I did have one thought as I went through your post. The WTBTS after the death of the first and at the time only "Faithful and Discreet Slave" claimed that Charles T. Russell continued to guide the Bible Students.
In effect, that is still their position. As late as the Revelation book, they have maintained that resurrected members of the "anointed" class take part in dispensing "new truths" to the organization:
*** re chap. 20 pp. 124-125 A Multitudinous Great Crowd ***
17From the time of the apostle John and on into the Lord?s day, anointed Christians were puzzled as to the identity of the great crowd. It is fitting, then, that one of the 24 elders, representing anointed ones already in heaven, should stir John?s thinking by raising a pertinent question. "And in response one of the elders said to me: ?These who are dressed in the white robes, who are they and where did they come from?? So right away I said to him: ?My lord, you are the one that knows.?" (Revelation 7:13, 14a) Yes, that elder could locate the answer and give it to John. This suggests that resurrected ones of the 24-elders group may be involved in the communicating of divine truths today. For their part, those of the John class on earth got to learn the identity of the great crowd by closely observing what Jehovah was performing in their midst. They were quick to appreciate the dazzling flash of divine light that emblazoned the theocratic firmament in 1935, at Jehovah?s due time.

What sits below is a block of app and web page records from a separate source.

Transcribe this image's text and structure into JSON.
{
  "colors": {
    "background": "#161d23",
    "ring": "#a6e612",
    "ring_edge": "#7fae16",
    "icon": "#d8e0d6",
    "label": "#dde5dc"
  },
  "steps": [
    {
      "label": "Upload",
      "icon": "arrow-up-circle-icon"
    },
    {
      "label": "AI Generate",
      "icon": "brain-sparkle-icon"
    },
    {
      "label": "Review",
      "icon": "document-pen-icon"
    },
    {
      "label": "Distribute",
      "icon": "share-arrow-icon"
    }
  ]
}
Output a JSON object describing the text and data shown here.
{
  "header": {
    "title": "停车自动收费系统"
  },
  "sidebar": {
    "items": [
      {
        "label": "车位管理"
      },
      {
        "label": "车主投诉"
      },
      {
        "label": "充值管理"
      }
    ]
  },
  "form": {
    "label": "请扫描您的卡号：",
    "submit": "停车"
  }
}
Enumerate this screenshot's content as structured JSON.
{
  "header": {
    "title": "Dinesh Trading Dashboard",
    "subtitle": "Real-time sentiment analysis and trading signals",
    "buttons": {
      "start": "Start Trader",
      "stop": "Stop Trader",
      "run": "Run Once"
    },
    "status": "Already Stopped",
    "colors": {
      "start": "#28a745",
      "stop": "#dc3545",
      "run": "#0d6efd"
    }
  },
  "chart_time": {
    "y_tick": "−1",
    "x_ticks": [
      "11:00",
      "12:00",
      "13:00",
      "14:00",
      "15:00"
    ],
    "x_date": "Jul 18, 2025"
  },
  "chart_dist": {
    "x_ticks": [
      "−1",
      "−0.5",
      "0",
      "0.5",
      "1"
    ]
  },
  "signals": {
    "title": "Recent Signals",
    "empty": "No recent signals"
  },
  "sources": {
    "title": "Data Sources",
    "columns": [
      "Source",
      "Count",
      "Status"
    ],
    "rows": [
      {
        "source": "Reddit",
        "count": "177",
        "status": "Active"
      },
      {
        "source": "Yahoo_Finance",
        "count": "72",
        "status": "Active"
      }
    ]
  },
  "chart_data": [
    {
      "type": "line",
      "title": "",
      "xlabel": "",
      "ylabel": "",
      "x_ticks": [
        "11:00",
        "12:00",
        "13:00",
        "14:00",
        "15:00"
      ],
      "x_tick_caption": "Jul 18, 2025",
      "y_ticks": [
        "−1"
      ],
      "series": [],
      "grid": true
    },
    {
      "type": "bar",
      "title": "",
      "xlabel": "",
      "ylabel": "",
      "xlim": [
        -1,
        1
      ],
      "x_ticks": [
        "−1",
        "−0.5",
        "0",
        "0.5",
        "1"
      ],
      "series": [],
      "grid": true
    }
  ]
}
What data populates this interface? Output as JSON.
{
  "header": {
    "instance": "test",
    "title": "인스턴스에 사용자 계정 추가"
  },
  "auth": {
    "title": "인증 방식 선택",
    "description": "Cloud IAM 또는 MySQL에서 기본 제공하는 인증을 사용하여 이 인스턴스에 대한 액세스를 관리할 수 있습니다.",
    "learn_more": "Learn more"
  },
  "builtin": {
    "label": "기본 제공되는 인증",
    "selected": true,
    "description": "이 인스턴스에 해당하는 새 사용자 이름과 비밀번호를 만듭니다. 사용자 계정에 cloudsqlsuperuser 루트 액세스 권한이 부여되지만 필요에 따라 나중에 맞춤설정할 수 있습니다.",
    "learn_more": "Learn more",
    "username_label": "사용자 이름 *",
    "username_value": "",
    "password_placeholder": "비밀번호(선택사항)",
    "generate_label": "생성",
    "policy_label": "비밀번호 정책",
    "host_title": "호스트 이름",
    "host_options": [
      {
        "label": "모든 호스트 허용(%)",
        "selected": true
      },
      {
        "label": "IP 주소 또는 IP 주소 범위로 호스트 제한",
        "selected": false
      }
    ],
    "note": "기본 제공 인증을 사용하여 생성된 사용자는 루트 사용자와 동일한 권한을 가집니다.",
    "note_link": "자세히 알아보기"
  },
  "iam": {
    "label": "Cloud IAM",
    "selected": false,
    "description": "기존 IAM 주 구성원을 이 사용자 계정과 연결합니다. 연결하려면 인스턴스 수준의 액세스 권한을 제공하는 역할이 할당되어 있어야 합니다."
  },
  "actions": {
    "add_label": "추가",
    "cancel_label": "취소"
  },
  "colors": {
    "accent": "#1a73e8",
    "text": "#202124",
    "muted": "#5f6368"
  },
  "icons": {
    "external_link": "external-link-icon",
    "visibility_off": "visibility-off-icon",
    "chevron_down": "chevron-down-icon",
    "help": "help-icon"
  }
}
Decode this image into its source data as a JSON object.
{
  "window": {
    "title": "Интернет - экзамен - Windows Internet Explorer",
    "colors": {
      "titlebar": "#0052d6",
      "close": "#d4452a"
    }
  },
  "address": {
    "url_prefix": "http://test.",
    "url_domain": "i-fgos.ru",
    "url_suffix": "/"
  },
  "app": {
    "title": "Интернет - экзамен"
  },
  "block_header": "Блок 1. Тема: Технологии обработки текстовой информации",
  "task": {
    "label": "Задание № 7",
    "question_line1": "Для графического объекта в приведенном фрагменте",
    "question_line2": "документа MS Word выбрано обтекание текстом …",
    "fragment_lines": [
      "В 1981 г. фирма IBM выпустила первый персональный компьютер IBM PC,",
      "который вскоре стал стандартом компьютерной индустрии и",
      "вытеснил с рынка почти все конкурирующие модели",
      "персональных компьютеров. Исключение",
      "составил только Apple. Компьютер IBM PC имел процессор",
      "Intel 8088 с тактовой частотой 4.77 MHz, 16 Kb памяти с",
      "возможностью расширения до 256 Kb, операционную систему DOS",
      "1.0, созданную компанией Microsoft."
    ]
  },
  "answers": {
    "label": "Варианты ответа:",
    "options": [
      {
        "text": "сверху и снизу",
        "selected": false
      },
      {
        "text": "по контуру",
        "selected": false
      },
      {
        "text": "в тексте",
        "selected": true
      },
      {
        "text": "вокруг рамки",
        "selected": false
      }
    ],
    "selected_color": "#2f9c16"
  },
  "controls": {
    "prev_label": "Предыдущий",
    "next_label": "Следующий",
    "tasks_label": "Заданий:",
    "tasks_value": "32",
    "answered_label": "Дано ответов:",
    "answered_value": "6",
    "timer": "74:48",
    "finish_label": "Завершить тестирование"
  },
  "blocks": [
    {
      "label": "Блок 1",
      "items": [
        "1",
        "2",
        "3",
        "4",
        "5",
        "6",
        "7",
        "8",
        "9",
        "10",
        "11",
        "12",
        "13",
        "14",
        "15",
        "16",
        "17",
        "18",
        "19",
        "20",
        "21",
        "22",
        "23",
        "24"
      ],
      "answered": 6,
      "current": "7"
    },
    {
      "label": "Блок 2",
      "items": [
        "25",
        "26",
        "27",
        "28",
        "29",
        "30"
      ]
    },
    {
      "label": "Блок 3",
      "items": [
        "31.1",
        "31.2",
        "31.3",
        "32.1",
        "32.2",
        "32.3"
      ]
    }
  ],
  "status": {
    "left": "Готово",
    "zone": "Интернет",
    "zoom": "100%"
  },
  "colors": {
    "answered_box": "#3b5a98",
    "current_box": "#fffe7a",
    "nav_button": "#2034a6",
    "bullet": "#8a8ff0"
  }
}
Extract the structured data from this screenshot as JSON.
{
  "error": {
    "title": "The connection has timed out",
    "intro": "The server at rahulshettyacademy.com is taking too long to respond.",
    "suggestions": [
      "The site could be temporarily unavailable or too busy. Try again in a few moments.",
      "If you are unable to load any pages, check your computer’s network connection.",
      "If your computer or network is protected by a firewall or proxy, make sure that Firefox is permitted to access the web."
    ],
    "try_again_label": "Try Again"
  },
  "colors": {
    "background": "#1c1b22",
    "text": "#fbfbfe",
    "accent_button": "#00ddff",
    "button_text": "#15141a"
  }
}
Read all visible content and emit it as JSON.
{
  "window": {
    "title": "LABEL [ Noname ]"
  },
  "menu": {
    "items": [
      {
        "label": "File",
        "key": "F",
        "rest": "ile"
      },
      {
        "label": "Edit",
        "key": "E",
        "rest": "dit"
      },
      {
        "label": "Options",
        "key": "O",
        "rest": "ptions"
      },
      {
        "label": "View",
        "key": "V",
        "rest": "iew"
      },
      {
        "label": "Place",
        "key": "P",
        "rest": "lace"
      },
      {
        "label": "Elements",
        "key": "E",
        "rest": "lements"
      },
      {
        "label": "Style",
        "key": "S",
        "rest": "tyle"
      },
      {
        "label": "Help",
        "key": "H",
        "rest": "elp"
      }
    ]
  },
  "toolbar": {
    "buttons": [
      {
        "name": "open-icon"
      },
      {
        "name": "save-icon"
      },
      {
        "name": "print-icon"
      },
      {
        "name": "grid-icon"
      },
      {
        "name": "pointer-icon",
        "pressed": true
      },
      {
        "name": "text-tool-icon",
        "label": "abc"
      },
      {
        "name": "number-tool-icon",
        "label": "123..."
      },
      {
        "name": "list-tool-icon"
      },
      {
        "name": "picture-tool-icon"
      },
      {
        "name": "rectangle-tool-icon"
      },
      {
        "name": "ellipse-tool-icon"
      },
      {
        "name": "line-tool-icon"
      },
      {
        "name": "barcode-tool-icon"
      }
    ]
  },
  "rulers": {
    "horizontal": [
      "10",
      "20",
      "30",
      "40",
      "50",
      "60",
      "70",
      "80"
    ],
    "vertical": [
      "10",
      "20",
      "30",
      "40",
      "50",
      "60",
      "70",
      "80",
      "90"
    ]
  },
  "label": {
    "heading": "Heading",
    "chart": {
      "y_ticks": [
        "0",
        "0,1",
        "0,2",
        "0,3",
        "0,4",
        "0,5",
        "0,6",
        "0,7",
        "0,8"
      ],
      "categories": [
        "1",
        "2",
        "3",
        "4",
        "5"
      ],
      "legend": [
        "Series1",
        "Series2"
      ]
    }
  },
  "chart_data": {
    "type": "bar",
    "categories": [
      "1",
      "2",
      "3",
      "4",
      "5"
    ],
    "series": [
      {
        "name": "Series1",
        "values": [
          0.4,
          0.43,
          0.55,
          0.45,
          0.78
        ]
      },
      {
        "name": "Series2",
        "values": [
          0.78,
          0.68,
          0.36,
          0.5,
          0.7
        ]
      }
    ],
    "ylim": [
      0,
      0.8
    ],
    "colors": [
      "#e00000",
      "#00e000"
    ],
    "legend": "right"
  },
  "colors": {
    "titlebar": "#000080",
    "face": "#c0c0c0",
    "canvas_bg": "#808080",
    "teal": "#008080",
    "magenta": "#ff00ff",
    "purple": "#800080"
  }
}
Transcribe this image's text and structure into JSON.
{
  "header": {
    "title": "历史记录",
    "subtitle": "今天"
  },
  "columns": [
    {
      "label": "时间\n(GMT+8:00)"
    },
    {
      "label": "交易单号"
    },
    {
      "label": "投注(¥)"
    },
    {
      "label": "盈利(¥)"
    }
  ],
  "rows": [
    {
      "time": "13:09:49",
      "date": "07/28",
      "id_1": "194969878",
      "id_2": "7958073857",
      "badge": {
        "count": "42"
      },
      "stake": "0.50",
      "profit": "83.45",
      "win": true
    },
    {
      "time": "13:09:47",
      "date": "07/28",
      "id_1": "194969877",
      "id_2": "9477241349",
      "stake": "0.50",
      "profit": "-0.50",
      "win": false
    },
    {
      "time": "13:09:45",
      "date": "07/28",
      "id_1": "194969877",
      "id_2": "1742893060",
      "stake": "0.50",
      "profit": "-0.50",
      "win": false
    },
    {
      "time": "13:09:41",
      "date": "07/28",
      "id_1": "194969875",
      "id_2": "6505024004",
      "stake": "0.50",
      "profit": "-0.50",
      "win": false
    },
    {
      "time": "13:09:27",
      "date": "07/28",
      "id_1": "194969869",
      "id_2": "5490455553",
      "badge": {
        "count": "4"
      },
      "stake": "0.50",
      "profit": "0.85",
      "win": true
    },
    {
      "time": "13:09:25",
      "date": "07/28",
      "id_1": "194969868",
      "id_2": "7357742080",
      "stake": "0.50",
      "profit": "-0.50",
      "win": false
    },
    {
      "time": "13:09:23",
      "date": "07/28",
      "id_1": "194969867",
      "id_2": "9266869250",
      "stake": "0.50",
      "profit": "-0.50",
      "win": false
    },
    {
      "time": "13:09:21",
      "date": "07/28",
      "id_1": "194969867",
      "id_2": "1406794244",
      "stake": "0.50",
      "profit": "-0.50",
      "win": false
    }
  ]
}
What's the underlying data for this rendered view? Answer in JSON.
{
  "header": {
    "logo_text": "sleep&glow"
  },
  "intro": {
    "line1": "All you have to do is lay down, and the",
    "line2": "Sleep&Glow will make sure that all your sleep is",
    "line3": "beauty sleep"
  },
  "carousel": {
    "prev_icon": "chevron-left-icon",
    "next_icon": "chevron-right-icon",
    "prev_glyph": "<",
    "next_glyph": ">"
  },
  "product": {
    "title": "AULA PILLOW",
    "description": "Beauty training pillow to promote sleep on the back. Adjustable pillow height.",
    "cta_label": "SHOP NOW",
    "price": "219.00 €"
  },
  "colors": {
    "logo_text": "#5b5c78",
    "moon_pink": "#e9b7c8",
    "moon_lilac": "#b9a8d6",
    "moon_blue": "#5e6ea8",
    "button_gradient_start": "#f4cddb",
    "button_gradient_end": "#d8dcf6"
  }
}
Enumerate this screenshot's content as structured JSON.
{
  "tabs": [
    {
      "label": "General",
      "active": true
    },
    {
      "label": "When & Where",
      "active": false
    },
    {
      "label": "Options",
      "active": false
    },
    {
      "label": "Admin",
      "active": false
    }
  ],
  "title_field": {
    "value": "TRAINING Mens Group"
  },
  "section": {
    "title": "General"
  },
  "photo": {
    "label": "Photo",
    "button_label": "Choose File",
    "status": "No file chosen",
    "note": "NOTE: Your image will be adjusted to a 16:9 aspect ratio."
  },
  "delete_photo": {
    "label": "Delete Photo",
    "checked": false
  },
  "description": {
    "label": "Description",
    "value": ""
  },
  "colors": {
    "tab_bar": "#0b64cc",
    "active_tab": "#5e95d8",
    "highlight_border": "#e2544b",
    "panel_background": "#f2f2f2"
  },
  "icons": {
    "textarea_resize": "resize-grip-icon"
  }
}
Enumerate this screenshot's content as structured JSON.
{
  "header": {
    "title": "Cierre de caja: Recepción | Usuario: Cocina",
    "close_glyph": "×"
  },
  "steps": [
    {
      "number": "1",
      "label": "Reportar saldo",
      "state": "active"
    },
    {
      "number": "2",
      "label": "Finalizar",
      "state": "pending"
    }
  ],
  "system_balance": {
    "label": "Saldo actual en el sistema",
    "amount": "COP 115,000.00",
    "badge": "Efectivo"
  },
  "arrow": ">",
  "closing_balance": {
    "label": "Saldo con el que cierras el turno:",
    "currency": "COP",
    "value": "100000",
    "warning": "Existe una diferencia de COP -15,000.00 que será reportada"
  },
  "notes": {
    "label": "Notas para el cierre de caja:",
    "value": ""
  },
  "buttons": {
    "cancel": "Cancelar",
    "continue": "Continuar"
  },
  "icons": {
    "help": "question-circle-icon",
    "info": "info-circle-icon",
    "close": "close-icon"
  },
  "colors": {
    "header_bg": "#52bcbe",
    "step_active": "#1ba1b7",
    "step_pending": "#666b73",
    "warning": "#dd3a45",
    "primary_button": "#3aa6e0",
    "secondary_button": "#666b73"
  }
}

If the leaders of the Watchtower are claiming that they receive information from persons who have died, then they are admitting that they are guilty of the occult practice of necromancy. They wouldn't frame the doctrine that way, of course, but that is what it really boils down to. They've always been quite vague about exactly what process is used in communicating new truths through the organization's leadership (now, I personally believe that is because they are making it all up, though I wouldn't rule out an occult influence).
Do you think that once the "Anointed" class is gone from earth, they would continue thier guidance through the "Nethinim" class and "Chieftain" class?
Apart from a major doctrinal shift in this area, I don't think the "anointed" class will ever disappear, but there will be simply more and more younger men declaring themselves "anointed" in order to rise through the ranks. This is nothing new; the process has been going on for decades. Remember, the call supposedly ended in 1935, and those who were called were adults at the time of their calling (or at least old enough to make a decision to be baptized).They should all be approaching 100 years old by now, yet the number of "anointed" has not decreased significantly in many years. In 1969, the year I was baptized as a JW, there were 10,368 partakers, most of whom were along in years - maybe not yet very elderly, but at least past middle age. It had already been nearly 35 years since the call had ended, so nearly all of the "anointed" of whom I knew were at least in their 50's, and most even older than that - since not everyone had been called into the class as a young person. Now, 35 years later, the number has only dropped to 8,565 partakers. The ones who partook back in 1969 would have to be at least in their 80's today, if they are still alive at all. Just the same, more and more younger "anointed" persons have come along, and I believe they will continue to do so as long as the doctrine remains in place. As far as the "Nethinim" and "Chieftain" classes, I think that is simply the leadership throwing a bone to the laborers. They will never ascend to true power, since the "anointed" will always be there to take the lead. However, I wouldn't rule out the possibility of a coup d'etat at some point.
To become a member of the "Anointed" class today, an "Anointed" has to die apostate. If there are little over 8,000 "Anointed" today. The most that could continue on would have to 8,000 if all pass away.
Ah, but what if one of the replacement "anointed" also becomes unfaithful? The cycle could theoretically go on indefinitely, and has in fact gone on far longer than any reasonable understanding of the doctrine would allow. Certainly, of the 10,368 who partook in 1969, most of relatively advanced age, it seems impossible that 8,565 could still be alive. Rather, thousands of new "anointed" have arisen, and will, I believe, continue to do so as long as the present arrangement continues (and as long as it is the only way to advance to the highest ranks of power in the organization). One has to wonder what kind of trouble all those 80 and 90 year olds are getting themselves into to get themselves disqualified.
Fifteen years ago I thought that the WBTS would become more mainstream. But it hasn't happened and instead it has kept its grip while being beset with scandal and the eroding effect of the internet.
Personally, I had thought that after the passing of Fred Franz, things might improve, but that has not proven to be the case. As I said above, I don't think that new GB members will introduce significant change, except perhaps over very long periods of time. One of the prime qualifications to be a member of the GB seems to be having the same mindset as the existing members.
I think a more likely future is a schism along the lines of 1917 that will produce a "reformed JW" religious organization that will maintain the "basic true teachings" like the denial of the Trinity, immortality of the soul, hell, that we are in the time of the end, etc. but ditch the harmful repression and Talmudic rules and the presumptuous FD&S/God's organization teachings.
That could indeed happen, but would such a "reformed" group really be significantly different from the Bible Student groups that already exist? Perhaps a mass defection from the JW's to the Bible Students would be more likely (and would make our friend RR very happy ).
More likely that a movement for reform would rise (or is currently rising) within the Witnesses that would lead to mass disfellowshippings in a short period of time, creating a base for the new more mainstream church, and future disfellowshipped ppl would feel attracted to the group as manifesting a far more Christian attitude while keeping the basic doctrines....
Again, I think that's probably the biggest draw that today's Bible Students have going for them. When I was getting out of the JW's, I attended some Bible Student meetings, and found them to be wonderful people. By that time, however, I couldn't agree with them about many of the doctrines that they share with the JW's, nor about the devotion that many of them seemed to have to Russell's writings. But I truly enjoyed meeting them, I think they are fine, reasonable people, and I can certainly see why a JW who has been abused by the organization would find their group attractive.